You Will Need
- A plastic washing-up bowl
- Lukewarm water
- Washing-up detergent
- Cotton wool pads
- A bottle brush or artist’s bristle brush
- Soft sponge
- Paper kitchen towel
- Microfibre clot
- Denture tablet
Using a plastic bowl rather than the sink (in case you knock the vase and chip it) fill it with lukewarm water and a drop of detergent per litre. Make sure the water isn’t too hot: glass is extremely susceptible to sudden changes in temperature and can shatter or crack if exposed to extremely hot (or cold) water. Avoid using the dishwasher to wash old or fragile glass – the heat and abrasive detergents will damage the surface and turn glass cloudy.
Dip one object at a time into the lukewarm water, then wipe the surface gently with cotton wool pads to remove any grime or dirt, using a long-handled artist’s brush or a bottle brush for narrow areas. If the vase is gilded or enamelled, use a soft sponge, minimal water, and avoid rubbing in case any of the beautiful decoration wears away.
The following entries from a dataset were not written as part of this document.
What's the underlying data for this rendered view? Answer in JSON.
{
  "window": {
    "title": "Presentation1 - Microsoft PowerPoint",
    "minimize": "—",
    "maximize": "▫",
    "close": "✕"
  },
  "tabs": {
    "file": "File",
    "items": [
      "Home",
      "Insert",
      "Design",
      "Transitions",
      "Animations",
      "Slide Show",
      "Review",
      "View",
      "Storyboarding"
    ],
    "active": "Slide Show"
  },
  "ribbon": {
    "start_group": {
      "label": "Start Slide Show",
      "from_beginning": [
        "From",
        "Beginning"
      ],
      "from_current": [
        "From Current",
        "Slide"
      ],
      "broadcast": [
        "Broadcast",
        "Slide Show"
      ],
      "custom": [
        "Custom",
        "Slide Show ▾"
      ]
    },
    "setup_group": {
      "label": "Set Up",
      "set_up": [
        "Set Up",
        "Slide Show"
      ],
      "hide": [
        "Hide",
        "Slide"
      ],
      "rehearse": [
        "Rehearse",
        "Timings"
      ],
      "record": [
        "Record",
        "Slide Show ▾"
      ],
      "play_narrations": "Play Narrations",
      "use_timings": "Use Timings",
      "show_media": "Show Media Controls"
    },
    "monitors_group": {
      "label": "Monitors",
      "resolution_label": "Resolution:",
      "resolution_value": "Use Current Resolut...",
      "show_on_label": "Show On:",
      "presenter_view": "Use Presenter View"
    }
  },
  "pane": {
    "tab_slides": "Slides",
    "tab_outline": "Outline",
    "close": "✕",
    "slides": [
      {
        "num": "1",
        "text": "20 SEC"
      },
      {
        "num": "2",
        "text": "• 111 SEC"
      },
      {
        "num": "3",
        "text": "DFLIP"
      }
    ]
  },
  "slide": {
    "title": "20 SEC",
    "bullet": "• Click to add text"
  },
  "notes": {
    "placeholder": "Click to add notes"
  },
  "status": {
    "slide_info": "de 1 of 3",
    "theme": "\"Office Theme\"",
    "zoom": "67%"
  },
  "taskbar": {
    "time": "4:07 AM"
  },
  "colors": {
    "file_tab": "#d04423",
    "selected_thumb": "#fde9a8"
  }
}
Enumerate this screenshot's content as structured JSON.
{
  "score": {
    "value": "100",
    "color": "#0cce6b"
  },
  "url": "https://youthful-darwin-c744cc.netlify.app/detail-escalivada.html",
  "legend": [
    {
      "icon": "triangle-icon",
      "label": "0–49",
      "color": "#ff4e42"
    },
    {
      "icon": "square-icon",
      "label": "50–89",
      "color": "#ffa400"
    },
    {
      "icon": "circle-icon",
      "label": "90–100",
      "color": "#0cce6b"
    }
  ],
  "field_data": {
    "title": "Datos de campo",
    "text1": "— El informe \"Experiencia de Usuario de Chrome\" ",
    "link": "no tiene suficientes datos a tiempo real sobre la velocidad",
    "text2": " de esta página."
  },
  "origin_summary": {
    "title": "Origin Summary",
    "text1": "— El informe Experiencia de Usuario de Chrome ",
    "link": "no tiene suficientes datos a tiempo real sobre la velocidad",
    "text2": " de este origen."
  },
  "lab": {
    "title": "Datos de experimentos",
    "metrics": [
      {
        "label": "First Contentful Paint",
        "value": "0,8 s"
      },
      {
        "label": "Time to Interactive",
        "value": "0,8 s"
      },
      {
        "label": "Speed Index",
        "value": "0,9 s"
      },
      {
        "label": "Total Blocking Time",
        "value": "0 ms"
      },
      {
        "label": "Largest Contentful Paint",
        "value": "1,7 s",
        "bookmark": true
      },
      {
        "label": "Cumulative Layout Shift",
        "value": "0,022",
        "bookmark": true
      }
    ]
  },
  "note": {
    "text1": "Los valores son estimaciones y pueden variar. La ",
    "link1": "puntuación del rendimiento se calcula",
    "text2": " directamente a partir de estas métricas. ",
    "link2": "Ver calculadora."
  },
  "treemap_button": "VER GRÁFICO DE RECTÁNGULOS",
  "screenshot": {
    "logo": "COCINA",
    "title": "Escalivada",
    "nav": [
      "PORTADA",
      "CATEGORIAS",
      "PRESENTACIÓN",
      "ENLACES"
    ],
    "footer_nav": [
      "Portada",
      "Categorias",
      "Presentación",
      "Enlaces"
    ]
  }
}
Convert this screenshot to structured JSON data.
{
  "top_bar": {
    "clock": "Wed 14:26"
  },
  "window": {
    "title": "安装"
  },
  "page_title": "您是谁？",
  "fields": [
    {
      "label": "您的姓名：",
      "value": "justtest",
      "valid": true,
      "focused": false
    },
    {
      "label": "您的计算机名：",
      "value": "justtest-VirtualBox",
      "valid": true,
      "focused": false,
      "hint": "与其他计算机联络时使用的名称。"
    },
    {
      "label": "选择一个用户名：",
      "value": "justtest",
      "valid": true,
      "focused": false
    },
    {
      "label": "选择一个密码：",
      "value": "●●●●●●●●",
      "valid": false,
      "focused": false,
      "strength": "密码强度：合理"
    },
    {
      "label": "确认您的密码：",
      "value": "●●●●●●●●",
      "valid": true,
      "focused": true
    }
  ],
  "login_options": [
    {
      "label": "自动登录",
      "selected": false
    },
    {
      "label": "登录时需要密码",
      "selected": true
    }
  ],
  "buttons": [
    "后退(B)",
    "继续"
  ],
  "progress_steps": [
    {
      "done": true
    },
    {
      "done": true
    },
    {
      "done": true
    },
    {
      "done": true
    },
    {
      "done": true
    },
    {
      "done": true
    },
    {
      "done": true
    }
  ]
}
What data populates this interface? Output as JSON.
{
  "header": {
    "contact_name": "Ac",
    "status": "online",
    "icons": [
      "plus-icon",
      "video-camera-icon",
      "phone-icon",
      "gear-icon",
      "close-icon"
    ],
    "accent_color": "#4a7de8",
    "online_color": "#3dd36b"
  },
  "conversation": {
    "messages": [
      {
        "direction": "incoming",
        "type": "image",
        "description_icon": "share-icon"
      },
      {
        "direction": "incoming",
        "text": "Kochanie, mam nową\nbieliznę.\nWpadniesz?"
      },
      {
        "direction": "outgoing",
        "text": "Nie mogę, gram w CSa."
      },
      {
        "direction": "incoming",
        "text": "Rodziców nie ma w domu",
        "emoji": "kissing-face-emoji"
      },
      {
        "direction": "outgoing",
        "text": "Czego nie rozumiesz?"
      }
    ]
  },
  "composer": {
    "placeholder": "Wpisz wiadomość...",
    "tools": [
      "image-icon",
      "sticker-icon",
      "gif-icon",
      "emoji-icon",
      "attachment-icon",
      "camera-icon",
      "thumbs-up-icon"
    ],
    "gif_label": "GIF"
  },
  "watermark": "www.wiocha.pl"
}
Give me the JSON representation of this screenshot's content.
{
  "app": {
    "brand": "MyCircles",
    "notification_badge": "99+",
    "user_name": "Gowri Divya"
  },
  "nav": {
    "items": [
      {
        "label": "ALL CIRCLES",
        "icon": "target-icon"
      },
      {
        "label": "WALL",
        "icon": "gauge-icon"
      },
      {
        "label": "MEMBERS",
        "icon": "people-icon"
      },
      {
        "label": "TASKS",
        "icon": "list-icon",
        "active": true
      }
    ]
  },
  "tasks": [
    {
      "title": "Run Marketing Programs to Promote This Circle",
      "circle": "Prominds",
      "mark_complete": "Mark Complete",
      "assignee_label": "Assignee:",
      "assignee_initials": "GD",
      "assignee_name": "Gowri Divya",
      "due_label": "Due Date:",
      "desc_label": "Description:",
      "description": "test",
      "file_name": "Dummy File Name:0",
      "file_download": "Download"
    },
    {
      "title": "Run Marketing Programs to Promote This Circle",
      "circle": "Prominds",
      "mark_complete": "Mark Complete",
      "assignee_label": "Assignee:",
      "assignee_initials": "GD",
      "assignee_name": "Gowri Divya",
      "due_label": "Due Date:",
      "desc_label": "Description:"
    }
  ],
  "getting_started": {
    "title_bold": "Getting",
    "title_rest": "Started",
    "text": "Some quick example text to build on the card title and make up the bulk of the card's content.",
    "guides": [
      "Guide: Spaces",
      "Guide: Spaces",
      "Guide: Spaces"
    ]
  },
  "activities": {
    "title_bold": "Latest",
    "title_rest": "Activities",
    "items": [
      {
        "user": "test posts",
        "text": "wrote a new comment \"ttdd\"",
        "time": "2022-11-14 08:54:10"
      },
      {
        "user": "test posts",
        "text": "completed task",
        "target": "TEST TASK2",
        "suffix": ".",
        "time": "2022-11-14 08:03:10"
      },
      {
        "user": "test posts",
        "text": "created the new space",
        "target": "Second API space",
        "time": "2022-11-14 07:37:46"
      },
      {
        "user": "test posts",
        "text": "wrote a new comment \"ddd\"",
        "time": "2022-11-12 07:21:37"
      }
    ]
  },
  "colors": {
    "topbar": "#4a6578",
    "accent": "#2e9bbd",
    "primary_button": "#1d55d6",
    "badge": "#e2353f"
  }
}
Rinse thoroughly in a bowl of clean water or, if you prefer, use damp cotton wool pads.